As part of the InTREx Program, the FDIC implemented a more effective Information Technology Profile (ITP) that replaced the previous IT Officer’s Questionnaire. This shortened questionnaire allows the IT examiner to focus on emerging risks and technologies for each financial institution, and to rank these risks accordingly. The following are key points of the updated program.
InTREx Program Overview
- The ITP replaced the IT Officer’s Questionnaire (ITOQ) and includes 65 percent fewer questions.
- Ninety days prior to the IT examination, financial institutions will receive the ITP questionnaire to be completed and returned to the FDIC.
- The ITP pre-exam phase includes the following six sections:
o Core Processing (four questions)
o Network (six questions)

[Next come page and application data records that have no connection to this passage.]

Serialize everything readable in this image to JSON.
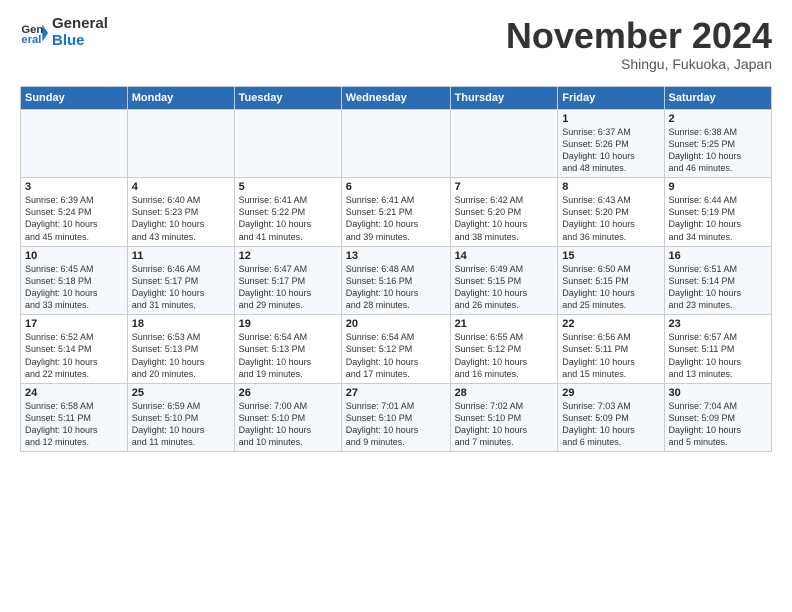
{
  "header": {
    "logo_line1": "General",
    "logo_line2": "Blue",
    "month": "November 2024",
    "location": "Shingu, Fukuoka, Japan"
  },
  "weekdays": [
    "Sunday",
    "Monday",
    "Tuesday",
    "Wednesday",
    "Thursday",
    "Friday",
    "Saturday"
  ],
  "weeks": [
    [
      {
        "day": "",
        "info": ""
      },
      {
        "day": "",
        "info": ""
      },
      {
        "day": "",
        "info": ""
      },
      {
        "day": "",
        "info": ""
      },
      {
        "day": "",
        "info": ""
      },
      {
        "day": "1",
        "info": "Sunrise: 6:37 AM\nSunset: 5:26 PM\nDaylight: 10 hours\nand 48 minutes."
      },
      {
        "day": "2",
        "info": "Sunrise: 6:38 AM\nSunset: 5:25 PM\nDaylight: 10 hours\nand 46 minutes."
      }
    ],
    [
      {
        "day": "3",
        "info": "Sunrise: 6:39 AM\nSunset: 5:24 PM\nDaylight: 10 hours\nand 45 minutes."
      },
      {
        "day": "4",
        "info": "Sunrise: 6:40 AM\nSunset: 5:23 PM\nDaylight: 10 hours\nand 43 minutes."
      },
      {
        "day": "5",
        "info": "Sunrise: 6:41 AM\nSunset: 5:22 PM\nDaylight: 10 hours\nand 41 minutes."
      },
      {
        "day": "6",
        "info": "Sunrise: 6:41 AM\nSunset: 5:21 PM\nDaylight: 10 hours\nand 39 minutes."
      },
      {
        "day": "7",
        "info": "Sunrise: 6:42 AM\nSunset: 5:20 PM\nDaylight: 10 hours\nand 38 minutes."
      },
      {
        "day": "8",
        "info": "Sunrise: 6:43 AM\nSunset: 5:20 PM\nDaylight: 10 hours\nand 36 minutes."
      },
      {
        "day": "9",
        "info": "Sunrise: 6:44 AM\nSunset: 5:19 PM\nDaylight: 10 hours\nand 34 minutes."
      }
    ],
    [
      {
        "day": "10",
        "info": "Sunrise: 6:45 AM\nSunset: 5:18 PM\nDaylight: 10 hours\nand 33 minutes."
      },
      {
        "day": "11",
        "info": "Sunrise: 6:46 AM\nSunset: 5:17 PM\nDaylight: 10 hours\nand 31 minutes."
      },
      {
        "day": "12",
        "info": "Sunrise: 6:47 AM\nSunset: 5:17 PM\nDaylight: 10 hours\nand 29 minutes."
      },
      {
        "day": "13",
        "info": "Sunrise: 6:48 AM\nSunset: 5:16 PM\nDaylight: 10 hours\nand 28 minutes."
      },
      {
        "day": "14",
        "info": "Sunrise: 6:49 AM\nSunset: 5:15 PM\nDaylight: 10 hours\nand 26 minutes."
      },
      {
        "day": "15",
        "info": "Sunrise: 6:50 AM\nSunset: 5:15 PM\nDaylight: 10 hours\nand 25 minutes."
      },
      {
        "day": "16",
        "info": "Sunrise: 6:51 AM\nSunset: 5:14 PM\nDaylight: 10 hours\nand 23 minutes."
      }
    ],
    [
      {
        "day": "17",
        "info": "Sunrise: 6:52 AM\nSunset: 5:14 PM\nDaylight: 10 hours\nand 22 minutes."
      },
      {
        "day": "18",
        "info": "Sunrise: 6:53 AM\nSunset: 5:13 PM\nDaylight: 10 hours\nand 20 minutes."
      },
      {
        "day": "19",
        "info": "Sunrise: 6:54 AM\nSunset: 5:13 PM\nDaylight: 10 hours\nand 19 minutes."
      },
      {
        "day": "20",
        "info": "Sunrise: 6:54 AM\nSunset: 5:12 PM\nDaylight: 10 hours\nand 17 minutes."
      },
      {
        "day": "21",
        "info": "Sunrise: 6:55 AM\nSunset: 5:12 PM\nDaylight: 10 hours\nand 16 minutes."
      },
      {
        "day": "22",
        "info": "Sunrise: 6:56 AM\nSunset: 5:11 PM\nDaylight: 10 hours\nand 15 minutes."
      },
      {
        "day": "23",
        "info": "Sunrise: 6:57 AM\nSunset: 5:11 PM\nDaylight: 10 hours\nand 13 minutes."
      }
    ],
    [
      {
        "day": "24",
        "info": "Sunrise: 6:58 AM\nSunset: 5:11 PM\nDaylight: 10 hours\nand 12 minutes."
      },
      {
        "day": "25",
        "info": "Sunrise: 6:59 AM\nSunset: 5:10 PM\nDaylight: 10 hours\nand 11 minutes."
      },
      {
        "day": "26",
        "info": "Sunrise: 7:00 AM\nSunset: 5:10 PM\nDaylight: 10 hours\nand 10 minutes."
      },
      {
        "day": "27",
        "info": "Sunrise: 7:01 AM\nSunset: 5:10 PM\nDaylight: 10 hours\nand 9 minutes."
      },
      {
        "day": "28",
        "info": "Sunrise: 7:02 AM\nSunset: 5:10 PM\nDaylight: 10 hours\nand 7 minutes."
      },
      {
        "day": "29",
        "info": "Sunrise: 7:03 AM\nSunset: 5:09 PM\nDaylight: 10 hours\nand 6 minutes."
      },
      {
        "day": "30",
        "info": "Sunrise: 7:04 AM\nSunset: 5:09 PM\nDaylight: 10 hours\nand 5 minutes."
      }
    ]
  ]
}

o Online Banking (four questions)
o Development and Programming (one question)
o Software and Services (two questions)
o Other (nine questions)

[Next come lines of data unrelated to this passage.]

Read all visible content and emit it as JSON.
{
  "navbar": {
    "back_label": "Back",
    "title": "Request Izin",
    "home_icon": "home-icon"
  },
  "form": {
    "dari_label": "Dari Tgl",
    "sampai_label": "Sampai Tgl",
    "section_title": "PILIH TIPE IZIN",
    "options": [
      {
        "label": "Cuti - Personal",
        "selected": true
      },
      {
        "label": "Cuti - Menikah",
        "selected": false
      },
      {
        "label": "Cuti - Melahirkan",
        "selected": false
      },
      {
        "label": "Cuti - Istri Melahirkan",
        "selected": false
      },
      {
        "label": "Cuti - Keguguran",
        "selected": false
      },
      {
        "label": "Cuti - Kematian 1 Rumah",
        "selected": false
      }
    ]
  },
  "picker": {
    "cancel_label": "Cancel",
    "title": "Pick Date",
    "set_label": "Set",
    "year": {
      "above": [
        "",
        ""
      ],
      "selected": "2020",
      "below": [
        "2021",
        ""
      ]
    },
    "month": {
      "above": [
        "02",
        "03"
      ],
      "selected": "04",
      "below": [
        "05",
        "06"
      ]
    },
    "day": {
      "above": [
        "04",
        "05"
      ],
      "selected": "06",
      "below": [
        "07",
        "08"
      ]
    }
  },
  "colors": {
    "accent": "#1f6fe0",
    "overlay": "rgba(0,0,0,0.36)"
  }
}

- The onsite program uses the Uniform Rating System for Information Technology (URSIT) and includes component audit ratings for the following Core Modules:

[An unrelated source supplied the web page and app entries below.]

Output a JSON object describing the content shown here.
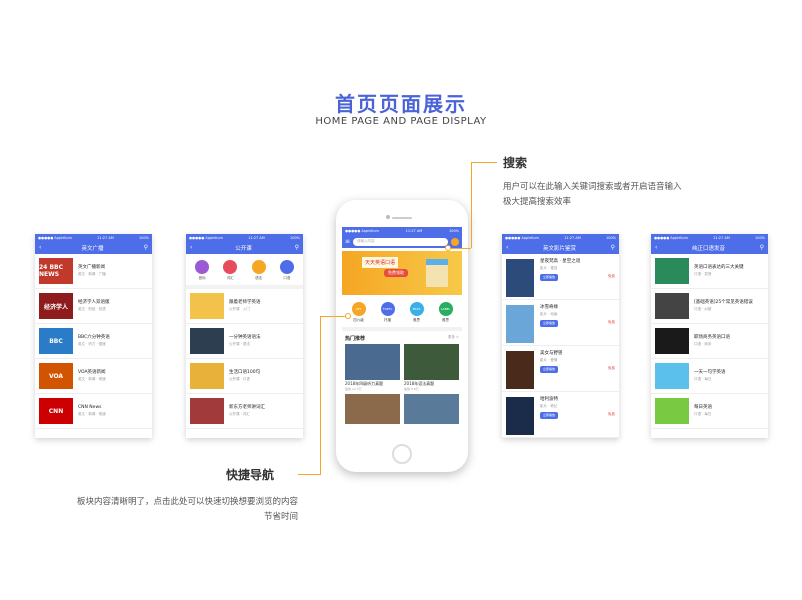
{
  "header": {
    "title": "首页页面展示",
    "subtitle": "HOME PAGE AND PAGE DISPLAY"
  },
  "annotations": {
    "search_title": "搜索",
    "search_desc_1": "用户可以在此输入关键词搜索或者开启语音输入",
    "search_desc_2": "极大提高搜索效率",
    "nav_title": "快捷导航",
    "nav_desc_1": "板块内容清晰明了，点击此处可以快速切换想要浏览的内容",
    "nav_desc_2": "节省时间"
  },
  "screen1": {
    "title": "英文广播",
    "status_left": "●●●●● Applelium",
    "status_time": "11:27 AM",
    "status_right": "100%",
    "items": [
      {
        "thumb": "24 BBC NEWS",
        "name": "英文广播新闻",
        "meta": "英文 · 新闻 · 广播",
        "color": "#c0392b"
      },
      {
        "thumb": "经济学人",
        "name": "经济学人双语版",
        "meta": "英文 · 财经 · 双语",
        "color": "#8e1c1c"
      },
      {
        "thumb": "BBC",
        "name": "BBC六分钟英语",
        "meta": "英文 · 听力 · 慢速",
        "color": "#2a7cc7"
      },
      {
        "thumb": "VOA",
        "name": "VOA英语新闻",
        "meta": "英文 · 新闻 · 常速",
        "color": "#d35400"
      },
      {
        "thumb": "CNN",
        "name": "CNN News",
        "meta": "英文 · 新闻 · 常速",
        "color": "#cc0000"
      }
    ]
  },
  "screen2": {
    "title": "公开课",
    "cats": [
      "音标",
      "词汇",
      "语法",
      "口语"
    ],
    "items": [
      {
        "name": "跟着老师学英语",
        "meta": "公开课 · 入门",
        "color": "#f3c24a"
      },
      {
        "name": "一分钟英语语法",
        "meta": "公开课 · 语法",
        "color": "#2c3e50"
      },
      {
        "name": "生活口语100句",
        "meta": "公开课 · 口语",
        "color": "#e8b13a"
      },
      {
        "name": "新东方老师讲词汇",
        "meta": "公开课 · 词汇",
        "color": "#a13a3a"
      }
    ]
  },
  "screen3": {
    "search_placeholder": "请输入内容",
    "quick": [
      {
        "short": "CET",
        "label": "四六级",
        "color": "#f5a623"
      },
      {
        "short": "TOEFL",
        "label": "托福",
        "color": "#4d6ee8"
      },
      {
        "short": "IELTS",
        "label": "雅思",
        "color": "#3ab0e8"
      },
      {
        "short": "LABEL",
        "label": "雅思",
        "color": "#27ae60"
      }
    ],
    "hot_title": "热门推荐",
    "hot_more": "更多 >",
    "hot": [
      {
        "caption": "2018年四级听力真题",
        "sub": "播放 12.5万",
        "color": "#4a6b8f"
      },
      {
        "caption": "2018年语法真题",
        "sub": "播放 9.8万",
        "color": "#3d5b3a"
      }
    ]
  },
  "screen4": {
    "title": "英文影片鉴赏",
    "items": [
      {
        "name": "星夜梵高 · 星空之谜",
        "meta": "影片 · 鉴赏",
        "color": "#2c4a7a"
      },
      {
        "name": "冰雪奇缘",
        "meta": "影片 · 动画",
        "color": "#6aa7d8"
      },
      {
        "name": "美女与野兽",
        "meta": "影片 · 爱情",
        "color": "#4a2a1a"
      },
      {
        "name": "哈利波特",
        "meta": "影片 · 奇幻",
        "color": "#1b2b4a"
      }
    ],
    "btn": "立即播放",
    "tag": "免费"
  },
  "screen5": {
    "title": "纯正口语发音",
    "items": [
      {
        "name": "英语口语表达的三大关键",
        "meta": "口语 · 发音",
        "color": "#2b8a5a"
      },
      {
        "name": "[基础英语]25个常见英语错误",
        "meta": "口语 · 纠错",
        "color": "#444"
      },
      {
        "name": "职场商务英语口语",
        "meta": "口语 · 商务",
        "color": "#1a1a1a"
      },
      {
        "name": "一天一句学英语",
        "meta": "口语 · 每日",
        "color": "#5bc0eb"
      },
      {
        "name": "每日英语",
        "meta": "口语 · 每日",
        "color": "#7ac943"
      }
    ]
  }
}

o Development and Acquisition
o Support and Delivery
- Cybersecurity and GLBA Information Security Standards are assessed throughout the Core Modules.
- Examiners will assign a 1 to 5 rating score to each component, and then assign an overall composite score.
Based on the completed ITP, the IT examiner takes a risk based approach to the examination. At least 45 days prior to the examination, a request list will be sent to the institution based on the results from the ITP. The institution will then prepare the requested items and the examiners will proceed with the performance of the IT audit. Results of the procedures noted above are included within the Risk Management Report of Examination.
This new format is designed to allow for a more granular assessment. This requires the examiner to perform a deeper analysis of each area, which, in turn, puts a greater burden on the financial institution. Proper documentation is critical, now more than ever, to receiving a satisfactory score. Financial institutions should review the InTREx Program prior to it being provided by the FDIC to ensure that supporting documentation is formally in place, especially for those items within the procedure that are marked with “Control Test” or “Cyber.”
Overall, the InTREx Program should permit more consistent examination experiences for financial institutions by removing subjectivity of examiner interpretation and provide banks with more meaningful examination results.
Carl Cadregari is an executive vice president based out of our Rochester, NY office.
This material has been prepared for general, informational purposes only and is not intended to provide, and should not be relied on for, tax, legal or accounting advice. Should you require any such advice, please contact us directly. The information contained herein does not create, and your review or use of the information does not constitute, an accountant-client relationship.